Our annual Gala is the most important gathering of conservationists from the corporate, NGO, and government communities to promote U.S. leadership in the sound management of the world's natural resources. The 500 guests at the Gala include international heads of state, members of the U.S. Cabinet, as many as 80 Members of Congress, world business leaders, American celebrities, and leaders from the international NGO community. This impressive cross-sectoral audience offers an unparalleled opportunity for special guest speakers to simultaneously address the largest bipartisan caucus on Capitol Hill, numerous high-level foreign delegations, and influential business and conservation leaders about the need for U.S. and international conservation engagement, cooperation, and action.
The U.S. Congress has a rich history of appropriating funds for international forest, wildlife, and oceans conservation and is currently providing assistance to the developing world towards long-term management of natural resources for food, freshwater, and economic security as well as conflict avoidance. These efforts complement those of great leaders in many nations around the world, and it’s in this context that the 2015 ICCF U.S. Congressional Gala honored the Prince of Wales, for his story, his accomplishments, and his truly extraordinary conservation leadership.
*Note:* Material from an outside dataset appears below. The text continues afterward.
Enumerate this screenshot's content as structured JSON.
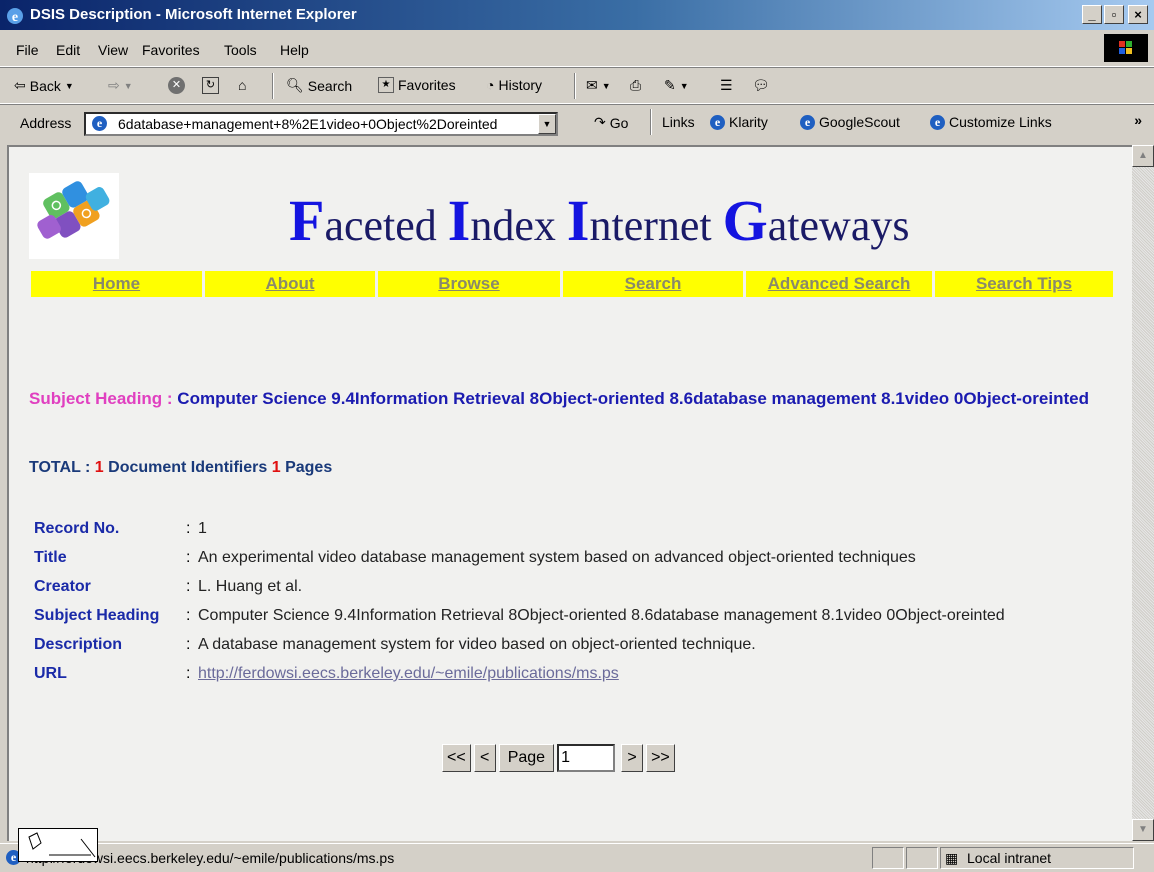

The rapid growth of African economies and the multinational scramble for access to their natural resource wealth have been accompanied by a competition for influence, at times at the expense of the best interests of local peoples as well as America's economic and strategic goals in the continent. For the United States, supporting conservation in Africa is an investment in the free, prosperous, and peaceful international system that fundamentally serves its highest national aims.
The 2012 U.S. Congressional International Conservation Gala was held on April 24, 2012 at the Andrew W. Mellon Auditorium in Washington, D.C. The Gala celebrated the launch of the Oceans Caucus Foundation and introduced its unique approach to conservation: bringing together leaders of industry, the conservation community, and U.S. Congressional leadership to increase the long-term benefits derived from the oceans' natural assets.
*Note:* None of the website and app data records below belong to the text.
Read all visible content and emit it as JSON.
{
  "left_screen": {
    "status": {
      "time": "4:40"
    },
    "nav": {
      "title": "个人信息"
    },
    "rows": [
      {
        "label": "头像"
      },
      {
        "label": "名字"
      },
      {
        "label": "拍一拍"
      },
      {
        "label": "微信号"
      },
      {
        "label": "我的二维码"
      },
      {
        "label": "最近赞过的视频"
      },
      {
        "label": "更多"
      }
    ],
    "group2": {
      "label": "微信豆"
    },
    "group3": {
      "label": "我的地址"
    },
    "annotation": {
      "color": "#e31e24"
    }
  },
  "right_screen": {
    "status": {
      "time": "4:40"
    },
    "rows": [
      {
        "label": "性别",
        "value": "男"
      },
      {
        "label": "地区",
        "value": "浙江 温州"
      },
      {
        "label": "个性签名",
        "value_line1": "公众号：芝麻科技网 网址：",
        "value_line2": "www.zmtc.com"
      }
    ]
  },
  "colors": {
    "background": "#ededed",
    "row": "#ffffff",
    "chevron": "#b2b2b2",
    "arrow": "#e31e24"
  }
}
The 2010 U.S. Congressional International Conservation Gala was held on September 22, 2010 at the Andrew W. Mellon Auditorium in Washington, D.C. The focus of the Gala was "The Natural Security Challenge." ICCF's newest initiative, the Conservation Council of Nations, was formally announced, and the 22 Founding Partners were recognized.
The 2009 U.S. Congressional International Conservation Inauguration Gala, honoring President Barack Obama and First Lady Mrs. Michelle Obama & Vice President Joe Biden and Dr. Jill Biden, was held on January 19, 2009 at the Andrew W. Mellon Auditorium in Washington, D.C. The more than 600 participants included dozens of Members of the U.S. Congress, leaders from the corporate and NGO communities, members of the Administration, ambassadors and high-level representatives of more than 20 foreign nations, conservation philanthropists, and American celebrities.
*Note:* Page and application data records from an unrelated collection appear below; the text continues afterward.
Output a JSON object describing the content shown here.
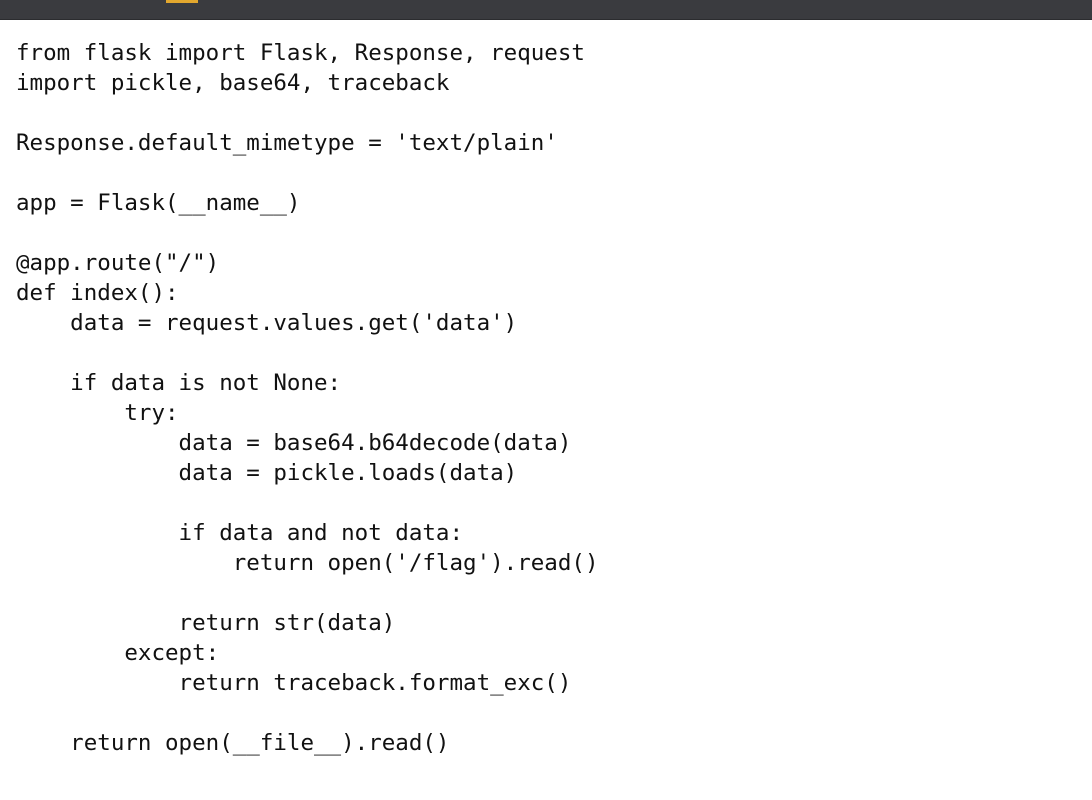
{
  "window": {
    "accent_color": "#e2a72e",
    "bar_color": "#3a3b3f"
  },
  "code": {
    "lines": [
      "from flask import Flask, Response, request",
      "import pickle, base64, traceback",
      "",
      "Response.default_mimetype = 'text/plain'",
      "",
      "app = Flask(__name__)",
      "",
      "@app.route(\"/\")",
      "def index():",
      "    data = request.values.get('data')",
      "",
      "    if data is not None:",
      "        try:",
      "            data = base64.b64decode(data)",
      "            data = pickle.loads(data)",
      "",
      "            if data and not data:",
      "                return open('/flag').read()",
      "",
      "            return str(data)",
      "        except:",
      "            return traceback.format_exc()",
      "",
      "    return open(__file__).read()"
    ]
  }
}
The second annual U.S. Congressional International Conservation Gala was held on September 18, 2007 at the Andrew W. Mellon Auditorium in Washington, D.C. The event united nearly 500 of the most dedicated conservationists among leaders in the U.S. Congress, the Administration, the business and NGO communities, and individual philanthropists to celebrate the expanding and diversifying base of support for the work of the ICCF, including the growth of both the ICCF Conservation Council and the U.S. Congressional International Conservation Caucuses.